## TASK MATERIAL

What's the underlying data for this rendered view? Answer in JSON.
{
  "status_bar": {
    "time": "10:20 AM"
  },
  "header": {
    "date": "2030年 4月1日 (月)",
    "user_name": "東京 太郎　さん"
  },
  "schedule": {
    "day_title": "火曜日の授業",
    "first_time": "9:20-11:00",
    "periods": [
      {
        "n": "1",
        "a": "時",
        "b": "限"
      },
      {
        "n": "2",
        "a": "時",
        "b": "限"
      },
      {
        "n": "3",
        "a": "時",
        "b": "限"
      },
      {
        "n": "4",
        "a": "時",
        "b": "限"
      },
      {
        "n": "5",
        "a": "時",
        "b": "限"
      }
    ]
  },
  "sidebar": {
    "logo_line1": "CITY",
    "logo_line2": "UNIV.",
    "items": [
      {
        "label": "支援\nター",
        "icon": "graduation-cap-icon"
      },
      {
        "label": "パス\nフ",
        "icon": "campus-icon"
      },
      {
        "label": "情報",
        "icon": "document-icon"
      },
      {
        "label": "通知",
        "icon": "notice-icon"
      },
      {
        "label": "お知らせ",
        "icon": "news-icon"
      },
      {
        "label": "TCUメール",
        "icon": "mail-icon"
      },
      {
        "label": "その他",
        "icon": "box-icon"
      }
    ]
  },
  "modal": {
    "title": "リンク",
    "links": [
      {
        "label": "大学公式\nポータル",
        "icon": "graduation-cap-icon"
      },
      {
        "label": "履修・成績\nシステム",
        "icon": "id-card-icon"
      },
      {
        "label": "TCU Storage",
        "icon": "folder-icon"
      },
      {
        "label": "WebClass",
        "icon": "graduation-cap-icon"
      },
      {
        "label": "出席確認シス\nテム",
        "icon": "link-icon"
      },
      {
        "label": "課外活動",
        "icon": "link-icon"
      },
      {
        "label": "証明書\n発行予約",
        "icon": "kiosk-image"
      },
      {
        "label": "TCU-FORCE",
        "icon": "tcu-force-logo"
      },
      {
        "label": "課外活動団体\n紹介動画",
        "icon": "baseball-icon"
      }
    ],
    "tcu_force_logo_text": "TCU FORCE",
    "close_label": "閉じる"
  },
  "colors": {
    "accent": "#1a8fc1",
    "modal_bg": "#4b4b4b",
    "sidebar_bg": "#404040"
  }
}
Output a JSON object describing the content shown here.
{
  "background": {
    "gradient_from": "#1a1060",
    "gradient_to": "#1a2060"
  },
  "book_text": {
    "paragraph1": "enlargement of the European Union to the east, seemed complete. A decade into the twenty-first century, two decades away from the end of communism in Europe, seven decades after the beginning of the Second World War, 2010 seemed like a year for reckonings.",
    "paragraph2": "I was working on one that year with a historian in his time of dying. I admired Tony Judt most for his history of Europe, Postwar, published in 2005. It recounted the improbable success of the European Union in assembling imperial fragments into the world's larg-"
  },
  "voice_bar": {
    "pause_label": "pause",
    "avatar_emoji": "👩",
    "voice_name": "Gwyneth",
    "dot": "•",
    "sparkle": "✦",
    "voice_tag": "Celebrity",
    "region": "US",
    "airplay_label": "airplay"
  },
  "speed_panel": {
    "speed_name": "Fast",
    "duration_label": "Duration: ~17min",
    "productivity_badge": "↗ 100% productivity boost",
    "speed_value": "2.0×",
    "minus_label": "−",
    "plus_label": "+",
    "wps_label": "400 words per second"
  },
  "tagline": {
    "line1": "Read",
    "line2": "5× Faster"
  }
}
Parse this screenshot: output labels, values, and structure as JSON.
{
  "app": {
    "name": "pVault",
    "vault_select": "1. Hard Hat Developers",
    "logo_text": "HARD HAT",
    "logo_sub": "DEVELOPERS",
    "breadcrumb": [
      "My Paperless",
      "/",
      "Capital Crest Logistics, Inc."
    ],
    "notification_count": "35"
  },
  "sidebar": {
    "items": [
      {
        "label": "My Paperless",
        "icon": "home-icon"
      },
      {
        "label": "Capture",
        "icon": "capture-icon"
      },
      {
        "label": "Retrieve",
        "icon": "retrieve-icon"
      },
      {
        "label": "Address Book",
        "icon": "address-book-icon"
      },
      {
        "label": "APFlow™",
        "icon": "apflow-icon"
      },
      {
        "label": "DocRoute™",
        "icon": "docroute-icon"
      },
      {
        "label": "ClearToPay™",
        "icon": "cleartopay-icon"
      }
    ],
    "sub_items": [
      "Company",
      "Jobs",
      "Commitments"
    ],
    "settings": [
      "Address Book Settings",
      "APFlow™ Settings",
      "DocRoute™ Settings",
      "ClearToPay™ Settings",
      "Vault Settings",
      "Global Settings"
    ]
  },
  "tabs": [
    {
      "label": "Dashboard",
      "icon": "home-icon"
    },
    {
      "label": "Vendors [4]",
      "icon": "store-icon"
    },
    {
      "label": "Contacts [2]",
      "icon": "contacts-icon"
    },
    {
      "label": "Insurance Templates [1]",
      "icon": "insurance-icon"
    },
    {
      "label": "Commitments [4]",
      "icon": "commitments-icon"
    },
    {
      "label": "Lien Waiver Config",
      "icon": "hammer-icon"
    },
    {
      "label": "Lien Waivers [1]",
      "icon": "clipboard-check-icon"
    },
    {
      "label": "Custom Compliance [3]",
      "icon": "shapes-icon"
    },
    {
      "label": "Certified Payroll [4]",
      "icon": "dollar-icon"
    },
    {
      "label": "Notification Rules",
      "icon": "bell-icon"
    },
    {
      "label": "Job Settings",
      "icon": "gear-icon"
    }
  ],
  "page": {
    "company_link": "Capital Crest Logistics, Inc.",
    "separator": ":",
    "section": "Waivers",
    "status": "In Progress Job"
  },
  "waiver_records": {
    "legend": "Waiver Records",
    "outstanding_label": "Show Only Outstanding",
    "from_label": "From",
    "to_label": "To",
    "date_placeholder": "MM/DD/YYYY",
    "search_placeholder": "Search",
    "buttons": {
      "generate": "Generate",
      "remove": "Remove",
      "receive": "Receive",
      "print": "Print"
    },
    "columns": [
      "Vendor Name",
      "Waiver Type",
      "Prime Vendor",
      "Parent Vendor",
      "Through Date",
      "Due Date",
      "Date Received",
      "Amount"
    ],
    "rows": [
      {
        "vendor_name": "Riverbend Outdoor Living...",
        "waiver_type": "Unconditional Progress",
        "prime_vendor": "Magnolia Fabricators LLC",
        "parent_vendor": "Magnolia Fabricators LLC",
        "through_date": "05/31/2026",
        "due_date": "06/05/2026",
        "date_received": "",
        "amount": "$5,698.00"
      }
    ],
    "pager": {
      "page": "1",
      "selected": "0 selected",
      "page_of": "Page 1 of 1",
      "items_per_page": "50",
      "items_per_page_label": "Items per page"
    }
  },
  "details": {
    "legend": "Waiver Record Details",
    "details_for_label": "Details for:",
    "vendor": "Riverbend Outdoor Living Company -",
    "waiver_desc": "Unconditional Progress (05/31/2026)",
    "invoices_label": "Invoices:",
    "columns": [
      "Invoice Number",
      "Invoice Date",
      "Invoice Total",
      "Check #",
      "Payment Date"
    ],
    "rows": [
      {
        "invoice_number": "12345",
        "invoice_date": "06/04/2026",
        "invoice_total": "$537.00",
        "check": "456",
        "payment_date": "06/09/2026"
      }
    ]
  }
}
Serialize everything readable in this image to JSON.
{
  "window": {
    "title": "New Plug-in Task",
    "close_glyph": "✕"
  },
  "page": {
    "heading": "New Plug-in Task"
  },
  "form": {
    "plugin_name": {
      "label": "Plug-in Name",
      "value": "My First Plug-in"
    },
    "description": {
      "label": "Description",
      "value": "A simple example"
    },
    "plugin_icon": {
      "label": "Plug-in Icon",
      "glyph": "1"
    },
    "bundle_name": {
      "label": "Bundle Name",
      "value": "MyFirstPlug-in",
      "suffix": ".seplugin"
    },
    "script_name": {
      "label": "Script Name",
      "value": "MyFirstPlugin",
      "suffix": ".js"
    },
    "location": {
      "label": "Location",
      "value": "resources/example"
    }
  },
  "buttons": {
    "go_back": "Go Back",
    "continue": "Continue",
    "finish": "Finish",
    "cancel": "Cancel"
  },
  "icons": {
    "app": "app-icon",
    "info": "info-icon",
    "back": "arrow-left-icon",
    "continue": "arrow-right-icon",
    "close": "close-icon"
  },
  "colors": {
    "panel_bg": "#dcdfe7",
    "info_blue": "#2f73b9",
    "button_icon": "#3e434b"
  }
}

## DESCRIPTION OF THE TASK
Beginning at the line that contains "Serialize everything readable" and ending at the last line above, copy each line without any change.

## RESULT
Serialize everything readable in this image to JSON.
{
  "window": {
    "title": "New Plug-in Task",
    "close_glyph": "✕"
  },
  "page": {
    "heading": "New Plug-in Task"
  },
  "form": {
    "plugin_name": {
      "label": "Plug-in Name",
      "value": "My First Plug-in"
    },
    "description": {
      "label": "Description",
      "value": "A simple example"
    },
    "plugin_icon": {
      "label": "Plug-in Icon",
      "glyph": "1"
    },
    "bundle_name": {
      "label": "Bundle Name",
      "value": "MyFirstPlug-in",
      "suffix": ".seplugin"
    },
    "script_name": {
      "label": "Script Name",
      "value": "MyFirstPlugin",
      "suffix": ".js"
    },
    "location": {
      "label": "Location",
      "value": "resources/example"
    }
  },
  "buttons": {
    "go_back": "Go Back",
    "continue": "Continue",
    "finish": "Finish",
    "cancel": "Cancel"
  },
  "icons": {
    "app": "app-icon",
    "info": "info-icon",
    "back": "arrow-left-icon",
    "continue": "arrow-right-icon",
    "close": "close-icon"
  },
  "colors": {
    "panel_bg": "#dcdfe7",
    "info_blue": "#2f73b9",
    "button_icon": "#3e434b"
  }
}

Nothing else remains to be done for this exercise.